Below are some records; reproduce them exactly.

■ ■ ■ ■

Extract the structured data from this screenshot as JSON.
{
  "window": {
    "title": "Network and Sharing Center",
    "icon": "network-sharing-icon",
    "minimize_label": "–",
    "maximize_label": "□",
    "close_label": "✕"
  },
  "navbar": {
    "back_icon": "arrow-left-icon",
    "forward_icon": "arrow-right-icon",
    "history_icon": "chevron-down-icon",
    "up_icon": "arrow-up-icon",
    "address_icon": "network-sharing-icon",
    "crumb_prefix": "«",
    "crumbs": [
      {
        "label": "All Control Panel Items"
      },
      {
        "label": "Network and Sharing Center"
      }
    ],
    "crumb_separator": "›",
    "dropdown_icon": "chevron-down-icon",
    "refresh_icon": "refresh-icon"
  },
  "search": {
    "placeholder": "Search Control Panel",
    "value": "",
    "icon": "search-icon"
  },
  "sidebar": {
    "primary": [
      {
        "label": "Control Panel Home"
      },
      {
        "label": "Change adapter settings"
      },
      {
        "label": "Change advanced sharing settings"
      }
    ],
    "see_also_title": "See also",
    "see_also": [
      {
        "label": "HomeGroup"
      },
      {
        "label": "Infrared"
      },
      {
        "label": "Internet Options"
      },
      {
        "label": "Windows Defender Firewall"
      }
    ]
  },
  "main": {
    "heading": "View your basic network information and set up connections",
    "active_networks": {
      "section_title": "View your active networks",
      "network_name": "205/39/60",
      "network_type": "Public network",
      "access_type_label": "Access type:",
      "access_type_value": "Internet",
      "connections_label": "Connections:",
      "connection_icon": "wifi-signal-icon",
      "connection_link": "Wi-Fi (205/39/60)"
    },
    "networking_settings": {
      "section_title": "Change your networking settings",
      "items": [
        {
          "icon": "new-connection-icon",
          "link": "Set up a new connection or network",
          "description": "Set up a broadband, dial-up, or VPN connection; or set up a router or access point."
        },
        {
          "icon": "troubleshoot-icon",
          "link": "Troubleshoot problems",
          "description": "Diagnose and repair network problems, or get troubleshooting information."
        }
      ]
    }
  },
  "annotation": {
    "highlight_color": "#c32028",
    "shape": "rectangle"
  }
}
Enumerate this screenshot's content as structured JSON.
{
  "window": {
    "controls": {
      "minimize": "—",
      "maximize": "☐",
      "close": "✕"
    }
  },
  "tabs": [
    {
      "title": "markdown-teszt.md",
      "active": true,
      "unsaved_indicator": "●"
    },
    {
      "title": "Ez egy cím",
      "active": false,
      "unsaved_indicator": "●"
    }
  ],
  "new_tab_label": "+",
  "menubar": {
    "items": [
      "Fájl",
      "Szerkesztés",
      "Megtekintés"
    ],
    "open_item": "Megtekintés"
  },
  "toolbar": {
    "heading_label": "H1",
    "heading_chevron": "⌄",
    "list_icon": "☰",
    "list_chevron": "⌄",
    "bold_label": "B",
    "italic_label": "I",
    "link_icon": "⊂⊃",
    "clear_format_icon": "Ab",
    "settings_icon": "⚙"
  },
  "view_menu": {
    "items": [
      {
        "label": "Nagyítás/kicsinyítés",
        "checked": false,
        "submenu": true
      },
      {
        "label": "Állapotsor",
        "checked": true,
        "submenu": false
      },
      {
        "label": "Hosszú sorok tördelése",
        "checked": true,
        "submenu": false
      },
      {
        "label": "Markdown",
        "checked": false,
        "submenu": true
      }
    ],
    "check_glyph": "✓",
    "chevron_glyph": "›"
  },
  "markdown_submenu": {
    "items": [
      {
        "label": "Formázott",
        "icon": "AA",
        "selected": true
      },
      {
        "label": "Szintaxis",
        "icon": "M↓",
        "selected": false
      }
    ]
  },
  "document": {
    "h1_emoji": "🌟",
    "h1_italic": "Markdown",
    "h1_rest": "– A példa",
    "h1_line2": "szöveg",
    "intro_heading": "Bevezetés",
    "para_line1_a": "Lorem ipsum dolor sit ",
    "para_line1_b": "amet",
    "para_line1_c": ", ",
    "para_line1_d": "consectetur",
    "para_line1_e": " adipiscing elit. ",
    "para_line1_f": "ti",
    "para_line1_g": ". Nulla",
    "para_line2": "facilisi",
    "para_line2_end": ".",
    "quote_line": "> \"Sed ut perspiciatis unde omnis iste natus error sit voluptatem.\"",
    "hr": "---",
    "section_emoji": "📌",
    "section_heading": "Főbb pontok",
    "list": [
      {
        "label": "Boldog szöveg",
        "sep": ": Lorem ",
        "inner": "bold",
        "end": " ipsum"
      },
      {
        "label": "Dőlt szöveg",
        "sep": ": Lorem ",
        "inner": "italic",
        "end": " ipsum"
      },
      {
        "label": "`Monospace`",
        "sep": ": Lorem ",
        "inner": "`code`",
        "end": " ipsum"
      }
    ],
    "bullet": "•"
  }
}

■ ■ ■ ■

Answer below.
Extract the structured data from this screenshot as JSON.
{
  "window": {
    "title": "Network and Sharing Center",
    "icon": "network-sharing-icon",
    "minimize_label": "–",
    "maximize_label": "□",
    "close_label": "✕"
  },
  "navbar": {
    "back_icon": "arrow-left-icon",
    "forward_icon": "arrow-right-icon",
    "history_icon": "chevron-down-icon",
    "up_icon": "arrow-up-icon",
    "address_icon": "network-sharing-icon",
    "crumb_prefix": "«",
    "crumbs": [
      {
        "label": "All Control Panel Items"
      },
      {
        "label": "Network and Sharing Center"
      }
    ],
    "crumb_separator": "›",
    "dropdown_icon": "chevron-down-icon",
    "refresh_icon": "refresh-icon"
  },
  "search": {
    "placeholder": "Search Control Panel",
    "value": "",
    "icon": "search-icon"
  },
  "sidebar": {
    "primary": [
      {
        "label": "Control Panel Home"
      },
      {
        "label": "Change adapter settings"
      },
      {
        "label": "Change advanced sharing settings"
      }
    ],
    "see_also_title": "See also",
    "see_also": [
      {
        "label": "HomeGroup"
      },
      {
        "label": "Infrared"
      },
      {
        "label": "Internet Options"
      },
      {
        "label": "Windows Defender Firewall"
      }
    ]
  },
  "main": {
    "heading": "View your basic network information and set up connections",
    "active_networks": {
      "section_title": "View your active networks",
      "network_name": "205/39/60",
      "network_type": "Public network",
      "access_type_label": "Access type:",
      "access_type_value": "Internet",
      "connections_label": "Connections:",
      "connection_icon": "wifi-signal-icon",
      "connection_link": "Wi-Fi (205/39/60)"
    },
    "networking_settings": {
      "section_title": "Change your networking settings",
      "items": [
        {
          "icon": "new-connection-icon",
          "link": "Set up a new connection or network",
          "description": "Set up a broadband, dial-up, or VPN connection; or set up a router or access point."
        },
        {
          "icon": "troubleshoot-icon",
          "link": "Troubleshoot problems",
          "description": "Diagnose and repair network problems, or get troubleshooting information."
        }
      ]
    }
  },
  "annotation": {
    "highlight_color": "#c32028",
    "shape": "rectangle"
  }
}
Enumerate this screenshot's content as structured JSON.
{
  "window": {
    "controls": {
      "minimize": "—",
      "maximize": "☐",
      "close": "✕"
    }
  },
  "tabs": [
    {
      "title": "markdown-teszt.md",
      "active": true,
      "unsaved_indicator": "●"
    },
    {
      "title": "Ez egy cím",
      "active": false,
      "unsaved_indicator": "●"
    }
  ],
  "new_tab_label": "+",
  "menubar": {
    "items": [
      "Fájl",
      "Szerkesztés",
      "Megtekintés"
    ],
    "open_item": "Megtekintés"
  },
  "toolbar": {
    "heading_label": "H1",
    "heading_chevron": "⌄",
    "list_icon": "☰",
    "list_chevron": "⌄",
    "bold_label": "B",
    "italic_label": "I",
    "link_icon": "⊂⊃",
    "clear_format_icon": "Ab",
    "settings_icon": "⚙"
  },
  "view_menu": {
    "items": [
      {
        "label": "Nagyítás/kicsinyítés",
        "checked": false,
        "submenu": true
      },
      {
        "label": "Állapotsor",
        "checked": true,
        "submenu": false
      },
      {
        "label": "Hosszú sorok tördelése",
        "checked": true,
        "submenu": false
      },
      {
        "label": "Markdown",
        "checked": false,
        "submenu": true
      }
    ],
    "check_glyph": "✓",
    "chevron_glyph": "›"
  },
  "markdown_submenu": {
    "items": [
      {
        "label": "Formázott",
        "icon": "AA",
        "selected": true
      },
      {
        "label": "Szintaxis",
        "icon": "M↓",
        "selected": false
      }
    ]
  },
  "document": {
    "h1_emoji": "🌟",
    "h1_italic": "Markdown",
    "h1_rest": "– A példa",
    "h1_line2": "szöveg",
    "intro_heading": "Bevezetés",
    "para_line1_a": "Lorem ipsum dolor sit ",
    "para_line1_b": "amet",
    "para_line1_c": ", ",
    "para_line1_d": "consectetur",
    "para_line1_e": " adipiscing elit. ",
    "para_line1_f": "ti",
    "para_line1_g": ". Nulla",
    "para_line2": "facilisi",
    "para_line2_end": ".",
    "quote_line": "> \"Sed ut perspiciatis unde omnis iste natus error sit voluptatem.\"",
    "hr": "---",
    "section_emoji": "📌",
    "section_heading": "Főbb pontok",
    "list": [
      {
        "label": "Boldog szöveg",
        "sep": ": Lorem ",
        "inner": "bold",
        "end": " ipsum"
      },
      {
        "label": "Dőlt szöveg",
        "sep": ": Lorem ",
        "inner": "italic",
        "end": " ipsum"
      },
      {
        "label": "`Monospace`",
        "sep": ": Lorem ",
        "inner": "`code`",
        "end": " ipsum"
      }
    ],
    "bullet": "•"
  }
}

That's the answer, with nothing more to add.